Stored data:
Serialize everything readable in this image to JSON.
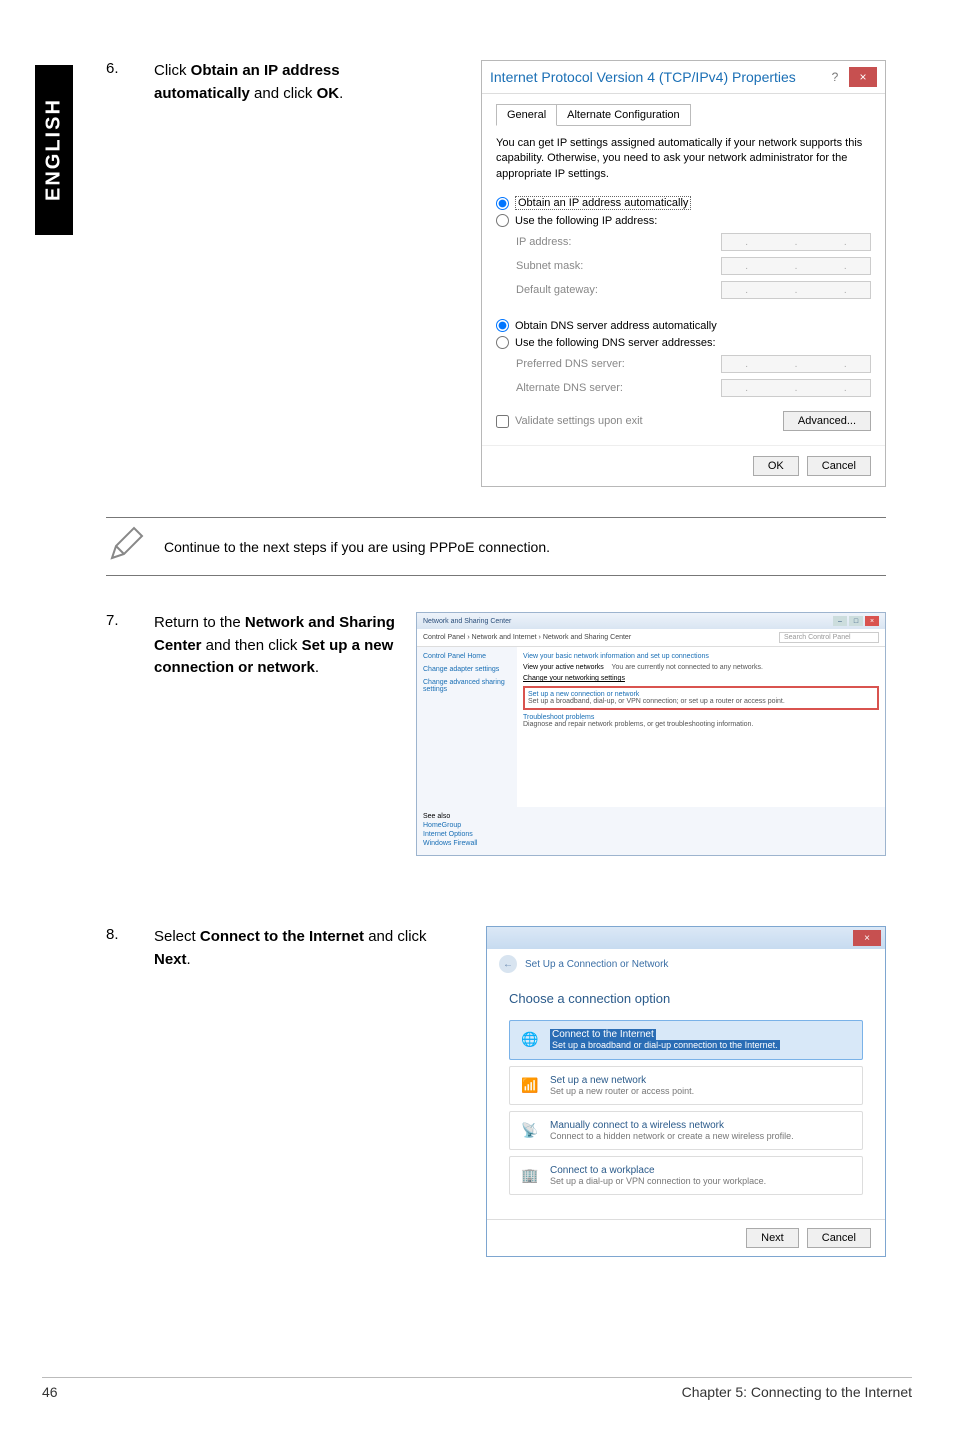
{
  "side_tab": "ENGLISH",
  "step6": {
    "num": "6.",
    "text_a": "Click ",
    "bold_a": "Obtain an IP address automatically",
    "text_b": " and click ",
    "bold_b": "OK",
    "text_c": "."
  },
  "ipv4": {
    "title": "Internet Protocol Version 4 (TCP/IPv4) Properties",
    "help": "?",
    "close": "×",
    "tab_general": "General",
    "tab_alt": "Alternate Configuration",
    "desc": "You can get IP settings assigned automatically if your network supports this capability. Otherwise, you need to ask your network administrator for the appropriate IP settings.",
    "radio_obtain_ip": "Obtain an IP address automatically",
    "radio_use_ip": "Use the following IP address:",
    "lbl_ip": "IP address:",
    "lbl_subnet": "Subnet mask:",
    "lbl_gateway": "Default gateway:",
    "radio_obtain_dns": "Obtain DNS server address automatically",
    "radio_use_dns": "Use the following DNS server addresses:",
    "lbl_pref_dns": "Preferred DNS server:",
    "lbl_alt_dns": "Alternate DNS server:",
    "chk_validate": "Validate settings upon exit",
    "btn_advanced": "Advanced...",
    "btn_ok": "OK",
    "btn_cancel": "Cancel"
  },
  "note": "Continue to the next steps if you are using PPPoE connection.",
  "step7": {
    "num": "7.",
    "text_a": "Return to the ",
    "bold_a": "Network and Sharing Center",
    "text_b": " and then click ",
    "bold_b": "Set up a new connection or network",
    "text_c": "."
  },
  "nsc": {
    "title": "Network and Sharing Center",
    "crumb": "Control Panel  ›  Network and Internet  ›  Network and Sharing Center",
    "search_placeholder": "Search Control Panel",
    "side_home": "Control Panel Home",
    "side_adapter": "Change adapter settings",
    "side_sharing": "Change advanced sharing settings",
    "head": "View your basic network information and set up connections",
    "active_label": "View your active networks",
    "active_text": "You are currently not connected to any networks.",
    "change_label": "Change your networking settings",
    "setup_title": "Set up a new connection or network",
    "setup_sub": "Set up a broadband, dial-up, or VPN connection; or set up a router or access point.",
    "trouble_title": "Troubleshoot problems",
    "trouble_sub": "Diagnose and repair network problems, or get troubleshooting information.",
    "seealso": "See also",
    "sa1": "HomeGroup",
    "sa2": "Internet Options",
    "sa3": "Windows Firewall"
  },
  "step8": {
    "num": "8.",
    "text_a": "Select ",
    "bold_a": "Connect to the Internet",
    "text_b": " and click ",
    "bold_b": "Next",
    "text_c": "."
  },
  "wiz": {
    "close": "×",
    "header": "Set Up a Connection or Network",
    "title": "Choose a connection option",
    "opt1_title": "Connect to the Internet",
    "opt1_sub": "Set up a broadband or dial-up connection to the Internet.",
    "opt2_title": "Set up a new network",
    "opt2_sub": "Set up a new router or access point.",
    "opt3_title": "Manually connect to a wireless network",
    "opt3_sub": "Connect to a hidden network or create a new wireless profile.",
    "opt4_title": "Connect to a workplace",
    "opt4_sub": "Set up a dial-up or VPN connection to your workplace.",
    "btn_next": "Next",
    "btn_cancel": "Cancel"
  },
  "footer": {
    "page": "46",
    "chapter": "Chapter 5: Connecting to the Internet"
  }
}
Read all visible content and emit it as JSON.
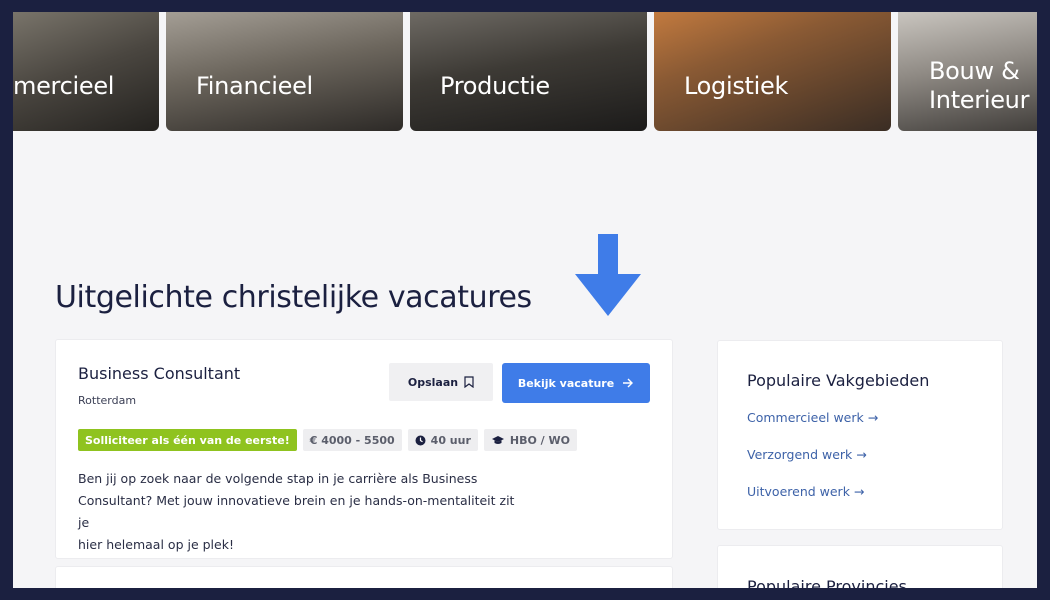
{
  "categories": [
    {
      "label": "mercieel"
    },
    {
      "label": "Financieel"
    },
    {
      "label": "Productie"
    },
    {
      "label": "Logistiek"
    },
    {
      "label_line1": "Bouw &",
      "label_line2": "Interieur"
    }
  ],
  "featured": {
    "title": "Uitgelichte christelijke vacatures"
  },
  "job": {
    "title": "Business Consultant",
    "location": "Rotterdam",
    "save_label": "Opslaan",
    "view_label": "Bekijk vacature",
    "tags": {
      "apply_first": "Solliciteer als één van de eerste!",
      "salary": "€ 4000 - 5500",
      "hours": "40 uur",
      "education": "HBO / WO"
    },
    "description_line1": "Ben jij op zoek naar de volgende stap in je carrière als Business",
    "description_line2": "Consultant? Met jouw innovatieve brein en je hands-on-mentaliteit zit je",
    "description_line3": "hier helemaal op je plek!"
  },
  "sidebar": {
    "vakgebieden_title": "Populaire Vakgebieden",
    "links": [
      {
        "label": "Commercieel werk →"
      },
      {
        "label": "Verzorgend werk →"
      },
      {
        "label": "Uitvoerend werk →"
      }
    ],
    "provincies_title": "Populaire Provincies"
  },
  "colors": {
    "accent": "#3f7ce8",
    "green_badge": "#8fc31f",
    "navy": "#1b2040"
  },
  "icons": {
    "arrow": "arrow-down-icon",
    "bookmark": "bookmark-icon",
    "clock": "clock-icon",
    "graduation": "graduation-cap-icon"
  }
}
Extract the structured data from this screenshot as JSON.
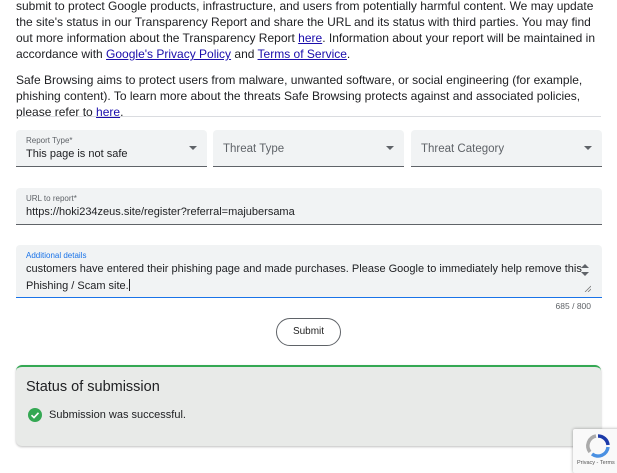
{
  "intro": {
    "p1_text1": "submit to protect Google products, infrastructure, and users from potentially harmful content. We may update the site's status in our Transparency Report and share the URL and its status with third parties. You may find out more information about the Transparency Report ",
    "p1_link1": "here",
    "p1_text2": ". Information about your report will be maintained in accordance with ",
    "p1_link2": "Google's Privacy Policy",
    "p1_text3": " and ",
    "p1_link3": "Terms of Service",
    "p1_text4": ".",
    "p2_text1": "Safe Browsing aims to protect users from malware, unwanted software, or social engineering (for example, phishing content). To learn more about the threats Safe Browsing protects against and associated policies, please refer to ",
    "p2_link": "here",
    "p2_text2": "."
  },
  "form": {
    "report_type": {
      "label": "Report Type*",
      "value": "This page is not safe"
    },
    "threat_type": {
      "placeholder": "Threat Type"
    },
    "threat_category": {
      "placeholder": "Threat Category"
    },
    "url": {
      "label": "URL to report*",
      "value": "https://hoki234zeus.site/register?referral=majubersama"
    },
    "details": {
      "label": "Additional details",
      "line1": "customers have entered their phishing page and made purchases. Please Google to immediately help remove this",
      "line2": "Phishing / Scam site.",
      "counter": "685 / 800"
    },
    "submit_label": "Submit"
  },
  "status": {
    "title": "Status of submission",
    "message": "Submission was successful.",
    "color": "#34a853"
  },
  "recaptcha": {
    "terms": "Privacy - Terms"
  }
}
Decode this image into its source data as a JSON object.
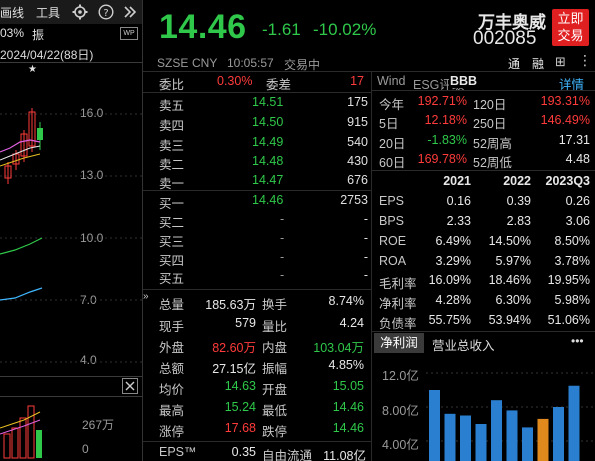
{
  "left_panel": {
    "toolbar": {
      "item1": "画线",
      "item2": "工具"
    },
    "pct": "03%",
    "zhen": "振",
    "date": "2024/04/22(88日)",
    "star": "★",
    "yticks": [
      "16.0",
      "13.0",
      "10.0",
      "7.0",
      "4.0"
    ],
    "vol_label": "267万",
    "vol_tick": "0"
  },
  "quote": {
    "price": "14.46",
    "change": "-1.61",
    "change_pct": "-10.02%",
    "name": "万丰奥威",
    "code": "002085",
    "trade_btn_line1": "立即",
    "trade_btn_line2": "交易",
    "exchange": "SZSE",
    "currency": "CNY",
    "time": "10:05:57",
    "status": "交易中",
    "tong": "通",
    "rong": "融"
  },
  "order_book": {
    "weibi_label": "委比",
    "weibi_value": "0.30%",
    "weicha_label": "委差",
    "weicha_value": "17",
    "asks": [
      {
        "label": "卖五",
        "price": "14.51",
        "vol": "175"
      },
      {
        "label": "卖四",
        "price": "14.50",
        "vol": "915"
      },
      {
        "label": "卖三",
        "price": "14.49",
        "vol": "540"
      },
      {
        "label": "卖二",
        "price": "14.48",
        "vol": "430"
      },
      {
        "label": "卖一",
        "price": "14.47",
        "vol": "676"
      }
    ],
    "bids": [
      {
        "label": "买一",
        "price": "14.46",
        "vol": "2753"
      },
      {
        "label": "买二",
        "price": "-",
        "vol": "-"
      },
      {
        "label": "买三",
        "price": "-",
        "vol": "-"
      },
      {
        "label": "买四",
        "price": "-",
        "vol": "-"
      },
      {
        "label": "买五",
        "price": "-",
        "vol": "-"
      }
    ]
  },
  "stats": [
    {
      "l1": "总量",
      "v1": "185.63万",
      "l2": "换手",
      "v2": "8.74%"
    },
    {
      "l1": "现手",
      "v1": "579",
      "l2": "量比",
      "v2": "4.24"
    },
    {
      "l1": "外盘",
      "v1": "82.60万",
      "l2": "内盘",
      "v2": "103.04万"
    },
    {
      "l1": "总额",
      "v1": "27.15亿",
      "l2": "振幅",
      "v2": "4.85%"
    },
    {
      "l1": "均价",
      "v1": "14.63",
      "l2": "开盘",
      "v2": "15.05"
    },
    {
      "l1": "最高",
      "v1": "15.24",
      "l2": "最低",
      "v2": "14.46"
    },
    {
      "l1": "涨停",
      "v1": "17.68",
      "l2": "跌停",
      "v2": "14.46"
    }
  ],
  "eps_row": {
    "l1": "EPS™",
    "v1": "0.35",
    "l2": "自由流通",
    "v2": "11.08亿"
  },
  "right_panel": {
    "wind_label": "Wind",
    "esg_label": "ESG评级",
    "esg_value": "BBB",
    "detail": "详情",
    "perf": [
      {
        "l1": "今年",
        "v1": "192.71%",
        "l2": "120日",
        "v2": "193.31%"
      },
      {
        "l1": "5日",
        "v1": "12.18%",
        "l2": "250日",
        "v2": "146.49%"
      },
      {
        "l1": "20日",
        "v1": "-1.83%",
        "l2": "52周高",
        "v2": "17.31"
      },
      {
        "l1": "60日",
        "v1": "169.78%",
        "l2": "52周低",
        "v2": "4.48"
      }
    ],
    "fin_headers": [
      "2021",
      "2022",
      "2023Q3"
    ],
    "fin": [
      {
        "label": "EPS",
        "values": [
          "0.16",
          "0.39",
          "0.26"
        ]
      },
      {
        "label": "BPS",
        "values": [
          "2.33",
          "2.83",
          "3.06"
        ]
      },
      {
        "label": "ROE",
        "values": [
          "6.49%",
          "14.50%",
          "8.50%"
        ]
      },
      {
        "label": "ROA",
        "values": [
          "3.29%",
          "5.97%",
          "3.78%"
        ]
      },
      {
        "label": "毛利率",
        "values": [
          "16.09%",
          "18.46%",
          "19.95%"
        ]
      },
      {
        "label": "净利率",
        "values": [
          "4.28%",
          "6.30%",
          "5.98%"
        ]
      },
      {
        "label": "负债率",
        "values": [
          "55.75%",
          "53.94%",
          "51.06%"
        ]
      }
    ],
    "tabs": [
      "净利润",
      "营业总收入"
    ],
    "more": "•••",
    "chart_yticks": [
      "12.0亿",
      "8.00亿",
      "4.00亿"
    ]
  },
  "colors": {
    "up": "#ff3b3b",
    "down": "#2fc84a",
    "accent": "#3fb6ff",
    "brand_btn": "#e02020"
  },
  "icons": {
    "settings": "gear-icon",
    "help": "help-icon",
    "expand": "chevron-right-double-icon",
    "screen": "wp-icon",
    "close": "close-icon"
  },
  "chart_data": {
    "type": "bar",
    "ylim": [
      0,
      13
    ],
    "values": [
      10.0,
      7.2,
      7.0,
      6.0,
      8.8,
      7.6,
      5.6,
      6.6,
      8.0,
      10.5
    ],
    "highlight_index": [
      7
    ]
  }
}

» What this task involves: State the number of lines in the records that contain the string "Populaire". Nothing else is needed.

» Your response: 2